At the Detroit Media Partnership, we do a significant amount of trend watching and future forecasting — we want our products to meet users in the future, not be chasing after them where they were.
The slides included here come from the biggest, most recent session rallying everyone from the newsroom to marketing to advertising around the digital trends that will gain steam in the coming year. Not only will they affect us—they’ll affect the business partners we support.
So, what are these trends you should be thinking about? Here’s a quick recap:
1. Wearable technology — More and more tech is making its way into our wardrobe. We’re planning for a future that has fewer screens and more feedback data.
2. Ecommerce — Used to be, people were afraid to put a credit card number into a website. Not anymore. Now people can pay with their smartphones. Is your company well positioned to transact with users across digital platforms?
3. The social web — Social media has rapidly become the way many people discover news and new businesses in their neighborhood. Brands have used these networks to broadcast, but they’re only beginning to understand how to participate effectively. Do people tune you out on social channels, or have you figured out their psychological motivations?
4. Smart devices — More and more devices are wi-fi enabled, offering amazing new potential. If your products were connected to the web would that benefit your customers?
5. The environment as technology — It isn’t just devices. Sensors are being built into everything: bridges, buildings, cars, you name it. What advantages can you imagine in making your products part of the Internet of Things?
6. Unbundling — Value is often created in the bundling together of products, but our old bundles — the newspaper, the cable channel package, the record album — are getting broken up. Is your business exposed to unbundling? What could you bundle to create new value?
7. Commoditization — The web is growing like crazy. This means the content and ads out there have more and more competition, and their value is falling. How do you stand out in the ocean that is the Internet?
8. Search — It’s the single most dominant behavior on the web and it continues to evolve. Search will likely move from giving you articles to giving you answers. Is your web presence prepared to evolve as search technology changes?
9. Context and anticipation — More and more, users expect their digital products to know where they are and the specifics of what they want, often without asking.
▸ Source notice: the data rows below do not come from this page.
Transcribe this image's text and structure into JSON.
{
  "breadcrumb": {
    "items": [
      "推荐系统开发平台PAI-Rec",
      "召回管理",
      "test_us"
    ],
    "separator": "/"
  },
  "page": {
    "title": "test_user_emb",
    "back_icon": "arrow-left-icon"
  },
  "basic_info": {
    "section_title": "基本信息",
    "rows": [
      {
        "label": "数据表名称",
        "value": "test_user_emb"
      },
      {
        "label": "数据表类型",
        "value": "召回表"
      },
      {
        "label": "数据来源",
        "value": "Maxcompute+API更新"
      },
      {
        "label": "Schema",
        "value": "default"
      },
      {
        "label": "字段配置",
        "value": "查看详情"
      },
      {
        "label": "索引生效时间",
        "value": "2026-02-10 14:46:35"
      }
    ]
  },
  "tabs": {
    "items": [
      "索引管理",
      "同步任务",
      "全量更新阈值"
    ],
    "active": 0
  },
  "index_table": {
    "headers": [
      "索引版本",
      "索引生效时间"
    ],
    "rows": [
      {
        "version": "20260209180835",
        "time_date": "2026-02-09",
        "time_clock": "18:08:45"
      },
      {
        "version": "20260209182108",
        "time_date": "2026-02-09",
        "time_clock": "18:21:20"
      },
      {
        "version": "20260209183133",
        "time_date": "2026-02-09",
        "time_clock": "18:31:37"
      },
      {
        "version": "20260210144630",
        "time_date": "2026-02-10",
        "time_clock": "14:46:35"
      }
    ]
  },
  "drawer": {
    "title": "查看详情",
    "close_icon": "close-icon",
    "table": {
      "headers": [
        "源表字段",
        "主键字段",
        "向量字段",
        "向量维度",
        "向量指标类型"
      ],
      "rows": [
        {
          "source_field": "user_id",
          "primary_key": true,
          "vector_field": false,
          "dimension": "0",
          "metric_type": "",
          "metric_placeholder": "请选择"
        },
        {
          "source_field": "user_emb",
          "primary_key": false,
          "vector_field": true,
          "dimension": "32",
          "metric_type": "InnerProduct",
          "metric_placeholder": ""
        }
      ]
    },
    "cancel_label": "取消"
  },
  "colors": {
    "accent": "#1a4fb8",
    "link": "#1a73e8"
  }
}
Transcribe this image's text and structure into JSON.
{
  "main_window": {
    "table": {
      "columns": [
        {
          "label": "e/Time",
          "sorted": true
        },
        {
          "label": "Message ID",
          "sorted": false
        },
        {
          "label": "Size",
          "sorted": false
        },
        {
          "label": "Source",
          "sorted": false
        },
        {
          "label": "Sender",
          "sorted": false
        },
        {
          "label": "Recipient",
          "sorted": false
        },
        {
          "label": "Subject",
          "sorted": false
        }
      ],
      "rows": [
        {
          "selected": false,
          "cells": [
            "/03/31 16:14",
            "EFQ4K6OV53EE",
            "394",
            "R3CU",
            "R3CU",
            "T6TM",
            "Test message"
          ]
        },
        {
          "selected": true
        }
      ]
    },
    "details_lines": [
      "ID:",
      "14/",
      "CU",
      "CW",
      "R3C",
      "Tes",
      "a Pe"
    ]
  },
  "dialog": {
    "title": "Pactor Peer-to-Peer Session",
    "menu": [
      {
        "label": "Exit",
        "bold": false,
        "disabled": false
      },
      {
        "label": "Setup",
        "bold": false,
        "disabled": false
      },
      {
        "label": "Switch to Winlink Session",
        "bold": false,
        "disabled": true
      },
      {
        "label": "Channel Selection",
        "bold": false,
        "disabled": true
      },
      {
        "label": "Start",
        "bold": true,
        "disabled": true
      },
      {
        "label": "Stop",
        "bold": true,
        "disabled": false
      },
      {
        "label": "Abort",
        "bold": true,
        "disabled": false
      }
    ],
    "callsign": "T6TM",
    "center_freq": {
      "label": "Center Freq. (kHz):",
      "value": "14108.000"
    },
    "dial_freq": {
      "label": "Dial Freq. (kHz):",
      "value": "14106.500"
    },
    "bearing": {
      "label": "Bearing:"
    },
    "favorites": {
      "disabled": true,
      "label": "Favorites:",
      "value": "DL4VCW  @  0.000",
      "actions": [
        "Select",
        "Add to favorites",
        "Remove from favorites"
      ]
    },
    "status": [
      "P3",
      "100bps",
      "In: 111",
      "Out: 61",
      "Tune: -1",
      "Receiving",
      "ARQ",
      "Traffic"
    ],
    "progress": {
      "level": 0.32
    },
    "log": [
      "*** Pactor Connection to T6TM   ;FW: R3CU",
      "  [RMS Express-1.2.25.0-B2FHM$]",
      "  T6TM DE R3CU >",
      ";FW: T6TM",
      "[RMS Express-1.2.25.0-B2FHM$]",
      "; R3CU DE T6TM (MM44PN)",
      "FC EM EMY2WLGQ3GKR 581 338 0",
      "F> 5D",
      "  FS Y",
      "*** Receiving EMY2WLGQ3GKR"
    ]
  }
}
Significant technical advances are making this a reality. How well does your product know its user?
10. Privacy and security — Edward Snowden and the NSA put this on the forefront of the public attention, and concerns over privacy and security will persist, even generating new digital products in the market. Does your product foster users’ desire for privacy or the need to keep their data secure?